WASHINGTON—As the head of a party turned upside down by its nominating fight, Reince Priebus says Republicans need, “more than ever,” to have a unifying convention this month.
“Given the drama that we’ve had…I think now, more than ever, the role of the convention to assist in the unification of the party is going to be extremely important,” Priebus, the chairman of the Republican National Committee, said in an interview.
No convention in the past few decades has generated the kind of uncertainty this one has, because of an unconventional and polarizing nominee, lingering resistance to Donald Trump within the party, the decision of some party figures to stay home, the decision of some corporate sponsors to stay away and the possibility of unruly protests in the streets.
Priebus declined to talk in detail about the convention program and planning, which is not yet final at this late date.
But he discounted forecasts of upheaval in Cleveland.
“There is not going to be any chaos at the convention. I mean, we have incredible security,” Priebus said.
On the political side, “the delegates aren’t interested in chaos. Having arguments over platform and rules is not chaos. It’s what parties do.”
Priebus said the party was making progress toward unity, but “the more bruises that people take in during the primary process, the longer it takes to heal.”
Asked about the continued refusal of some in the GOP to back Trump, he said, “I think any time Republicans take a position against a presumptive nominee, they’re simply aiding and abetting the opponent.”
That is a different view than the one voiced by his friend and fellow Wisconsinite, House Speaker Paul Ryan, who has endorsed Trump but has also declined to criticize GOP colleagues in the House who have refused to do so.
“I wouldn’t tell a person to do something that they believe violates their conscience,” Ryan said in an interview last month. “I’m not going to hold an individual person’s decision against them.”
Priebus said, “It’s going to take some people longer than others” to support the GOP nominee. “I’m fine with that as long as in the end they come together and realize that another four years of [President Barack] Obama through Hillary Clinton is not a good future for our country.”
Priebus said the goals of the four-day convention that starts on July 18 are to “unify the party, tell the story of Donald Trump and make sure that we take action that strengthens the party for years to come.”
The program will resemble in many ways those in the past, he said, but with an “infusion” of Trump’s own approach and vision of what a party convention should look like.
“It’s going to be probably a happy medium between the two…the traditions of what people expect, and also some of things that Donald Trump wants to see happen,” he said.
Despite the fact that most polls show Trump trailing Clinton, Priebus said he was not worried about Trump’s standing at this point in the race, and that “we’re exactly where we need to be.”
“Analyzing the outcome of November in June is a fool’s errand,” Priebus said. “I wouldn’t be doing this job if I wasn’t optimistic.

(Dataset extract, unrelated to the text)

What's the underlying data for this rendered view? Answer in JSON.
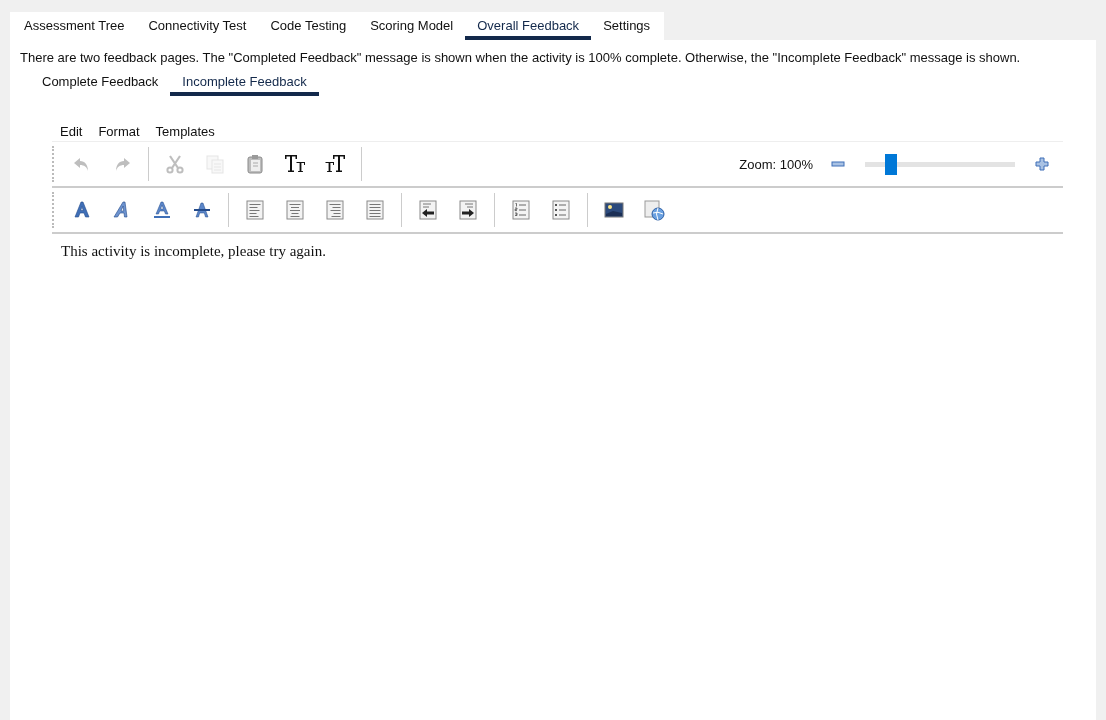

I am optimistic. I think Hillary Clinton’s going to lose and the Republicans are going to win.”
Meanwhile, a campaign imbroglio over another Donald Trump tweet—this one invoking imagery said by his detractors to be anti-Semitic—made its way onto one of the Sunday network news shows.
Appearing on CNN’s State of the Union, Trump’s recently fired campaign manager, Corey Lewandowski, disputed any anti-Semitic connotation. He attributed the criticism to “political correctness run amok.”
At issue was a tweet from Trump on Saturday that depicted a photo of Hillary Clinton, superimposed over $100 bills, with a six-pointed red star bordering these words: “Most Corrupt Candidate Ever!”
The same image had been posted anonymously earlier on a message board that features a litany of falsehoods, crude insults and anti-Jewish hatred. Mic.com first reported on the message board post.
Trump, the presumptive Republican presidential nominee, deleted his tweet a couple of hours later without explanation and replaced it with an image that swapped the star for a simple circle.
He had come under swift criticism from, among others, Erick Erikson, a conservative Atlanta radio host and blogger who memorably disinvited Trump from a Republican event last August.
“A Star of David, a pile of cash, and suggestions of corruption. Donald Trump again plays to the white supremacists,” Erickson tweeted on Friday.
Asked for comment by CNN, Lewandowski said that Trump’s original message was “a simple tweet,” adding: “You can read into things that are not there. This is a simple star.… It’s the same star that sheriff’s departments across the country use all over the place to represent law enforcement.”
Lewandowski, who departed Trump’s campaign on June 20 and is now a paid commentator for CNN, also chided news organizations while further defending his former boss.
“That’s the mainstream media trying to attack Donald Trump for something that really isn’t there,” Lewandowski said. “They put up a new tweet with a circle. The message is the same.… The message is that Hillary Clinton is corrupt.”